[Opening STORED DATA section]
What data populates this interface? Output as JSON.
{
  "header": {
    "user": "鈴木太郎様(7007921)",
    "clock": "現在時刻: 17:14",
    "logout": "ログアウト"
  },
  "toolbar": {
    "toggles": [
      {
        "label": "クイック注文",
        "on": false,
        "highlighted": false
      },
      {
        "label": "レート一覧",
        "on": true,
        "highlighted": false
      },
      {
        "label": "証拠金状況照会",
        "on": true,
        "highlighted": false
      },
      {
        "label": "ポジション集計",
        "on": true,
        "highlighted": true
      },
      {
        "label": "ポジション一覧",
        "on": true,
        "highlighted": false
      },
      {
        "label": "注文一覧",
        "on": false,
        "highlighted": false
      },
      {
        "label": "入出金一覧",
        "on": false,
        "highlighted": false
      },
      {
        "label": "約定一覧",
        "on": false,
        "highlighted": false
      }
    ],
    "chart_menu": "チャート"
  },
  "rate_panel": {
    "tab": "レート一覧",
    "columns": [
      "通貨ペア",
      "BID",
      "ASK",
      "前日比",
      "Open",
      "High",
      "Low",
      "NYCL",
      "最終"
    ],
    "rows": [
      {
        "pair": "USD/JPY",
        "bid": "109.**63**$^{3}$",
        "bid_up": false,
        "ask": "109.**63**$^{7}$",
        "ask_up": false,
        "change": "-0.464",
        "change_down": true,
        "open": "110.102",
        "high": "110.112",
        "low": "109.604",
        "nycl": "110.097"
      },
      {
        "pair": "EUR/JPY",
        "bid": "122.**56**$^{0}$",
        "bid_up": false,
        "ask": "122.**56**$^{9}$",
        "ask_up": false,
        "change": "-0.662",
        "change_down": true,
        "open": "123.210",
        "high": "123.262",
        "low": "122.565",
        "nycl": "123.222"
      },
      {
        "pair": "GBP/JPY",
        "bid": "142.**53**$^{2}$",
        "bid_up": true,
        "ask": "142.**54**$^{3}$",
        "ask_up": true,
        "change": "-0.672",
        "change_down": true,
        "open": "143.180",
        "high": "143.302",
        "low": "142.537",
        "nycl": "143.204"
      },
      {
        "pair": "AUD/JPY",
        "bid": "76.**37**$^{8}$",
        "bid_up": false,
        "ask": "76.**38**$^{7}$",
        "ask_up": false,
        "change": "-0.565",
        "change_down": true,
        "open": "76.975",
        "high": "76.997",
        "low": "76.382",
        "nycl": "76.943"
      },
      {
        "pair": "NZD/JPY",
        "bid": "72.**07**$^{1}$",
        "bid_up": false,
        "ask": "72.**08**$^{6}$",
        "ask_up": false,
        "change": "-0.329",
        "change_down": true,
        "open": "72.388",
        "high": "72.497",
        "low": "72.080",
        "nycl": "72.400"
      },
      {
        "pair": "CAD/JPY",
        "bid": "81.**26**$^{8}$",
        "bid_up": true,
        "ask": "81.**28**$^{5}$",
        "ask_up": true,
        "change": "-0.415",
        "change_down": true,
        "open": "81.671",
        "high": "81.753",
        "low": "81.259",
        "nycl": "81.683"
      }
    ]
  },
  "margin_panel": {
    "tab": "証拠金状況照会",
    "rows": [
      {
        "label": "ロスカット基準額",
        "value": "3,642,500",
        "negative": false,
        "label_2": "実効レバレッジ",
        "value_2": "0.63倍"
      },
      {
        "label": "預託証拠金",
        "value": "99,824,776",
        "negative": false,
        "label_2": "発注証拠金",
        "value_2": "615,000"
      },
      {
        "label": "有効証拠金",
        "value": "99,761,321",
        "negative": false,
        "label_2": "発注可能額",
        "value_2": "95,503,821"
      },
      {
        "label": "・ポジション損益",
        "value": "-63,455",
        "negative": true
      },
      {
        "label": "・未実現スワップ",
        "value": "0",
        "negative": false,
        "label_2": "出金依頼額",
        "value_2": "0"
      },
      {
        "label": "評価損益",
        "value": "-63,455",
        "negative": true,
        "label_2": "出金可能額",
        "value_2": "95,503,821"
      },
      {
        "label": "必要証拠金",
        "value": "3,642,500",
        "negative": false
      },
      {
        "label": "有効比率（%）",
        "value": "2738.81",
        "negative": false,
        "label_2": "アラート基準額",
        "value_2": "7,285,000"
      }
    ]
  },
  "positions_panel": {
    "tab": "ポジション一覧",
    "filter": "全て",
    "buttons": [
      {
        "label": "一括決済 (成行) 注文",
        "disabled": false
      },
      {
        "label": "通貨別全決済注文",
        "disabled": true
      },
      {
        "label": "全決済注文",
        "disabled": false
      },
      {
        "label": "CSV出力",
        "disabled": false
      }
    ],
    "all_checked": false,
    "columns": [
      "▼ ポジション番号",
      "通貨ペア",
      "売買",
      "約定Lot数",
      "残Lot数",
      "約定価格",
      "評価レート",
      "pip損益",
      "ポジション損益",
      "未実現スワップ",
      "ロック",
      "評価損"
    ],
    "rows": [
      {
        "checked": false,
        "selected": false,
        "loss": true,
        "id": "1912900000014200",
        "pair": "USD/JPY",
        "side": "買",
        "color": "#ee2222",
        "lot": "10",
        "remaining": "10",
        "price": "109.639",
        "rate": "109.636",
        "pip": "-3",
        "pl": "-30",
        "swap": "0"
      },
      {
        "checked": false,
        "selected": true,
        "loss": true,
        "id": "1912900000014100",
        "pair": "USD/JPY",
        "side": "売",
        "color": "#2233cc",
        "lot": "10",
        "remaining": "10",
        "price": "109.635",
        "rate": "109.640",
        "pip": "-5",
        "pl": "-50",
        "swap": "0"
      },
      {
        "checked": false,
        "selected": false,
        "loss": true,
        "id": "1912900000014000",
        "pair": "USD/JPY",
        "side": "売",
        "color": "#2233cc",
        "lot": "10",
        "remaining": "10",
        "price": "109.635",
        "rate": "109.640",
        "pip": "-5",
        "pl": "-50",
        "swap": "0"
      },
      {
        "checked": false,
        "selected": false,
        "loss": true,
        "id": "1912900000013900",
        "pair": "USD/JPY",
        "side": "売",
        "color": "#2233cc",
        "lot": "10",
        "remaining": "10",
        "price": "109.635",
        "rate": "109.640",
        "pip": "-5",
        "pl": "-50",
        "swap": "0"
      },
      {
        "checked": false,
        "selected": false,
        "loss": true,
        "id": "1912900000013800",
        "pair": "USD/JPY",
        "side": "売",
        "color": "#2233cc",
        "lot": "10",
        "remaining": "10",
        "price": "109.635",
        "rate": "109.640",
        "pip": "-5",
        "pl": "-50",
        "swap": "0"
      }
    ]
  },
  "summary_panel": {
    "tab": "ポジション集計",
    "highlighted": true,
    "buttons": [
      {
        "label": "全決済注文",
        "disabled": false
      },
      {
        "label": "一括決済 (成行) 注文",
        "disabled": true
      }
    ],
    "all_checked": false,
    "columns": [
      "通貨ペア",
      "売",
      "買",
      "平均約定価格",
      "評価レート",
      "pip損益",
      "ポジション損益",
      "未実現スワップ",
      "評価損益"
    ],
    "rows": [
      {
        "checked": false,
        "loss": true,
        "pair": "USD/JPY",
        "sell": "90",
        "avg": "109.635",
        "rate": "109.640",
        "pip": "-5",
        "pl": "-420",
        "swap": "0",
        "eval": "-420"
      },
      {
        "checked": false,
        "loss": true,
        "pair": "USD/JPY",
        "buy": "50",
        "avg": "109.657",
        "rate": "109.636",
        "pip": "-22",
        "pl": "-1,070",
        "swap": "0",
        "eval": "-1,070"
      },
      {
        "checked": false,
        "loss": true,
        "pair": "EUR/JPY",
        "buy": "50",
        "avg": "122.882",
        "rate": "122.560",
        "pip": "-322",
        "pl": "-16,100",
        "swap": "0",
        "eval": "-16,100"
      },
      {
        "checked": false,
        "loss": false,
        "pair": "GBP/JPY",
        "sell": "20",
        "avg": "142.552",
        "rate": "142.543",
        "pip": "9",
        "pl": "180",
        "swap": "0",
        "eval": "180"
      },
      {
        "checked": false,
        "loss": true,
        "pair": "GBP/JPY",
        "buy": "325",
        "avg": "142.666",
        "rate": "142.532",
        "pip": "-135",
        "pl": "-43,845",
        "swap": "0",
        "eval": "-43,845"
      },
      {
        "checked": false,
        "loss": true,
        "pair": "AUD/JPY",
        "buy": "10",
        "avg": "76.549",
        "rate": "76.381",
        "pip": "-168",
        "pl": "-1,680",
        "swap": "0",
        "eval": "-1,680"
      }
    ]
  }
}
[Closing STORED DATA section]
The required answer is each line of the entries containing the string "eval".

### EXERCISE SOLUTION
        "eval": "-420"
        "eval": "-1,070"
        "eval": "-16,100"
        "eval": "180"
        "eval": "-43,845"
        "eval": "-1,680"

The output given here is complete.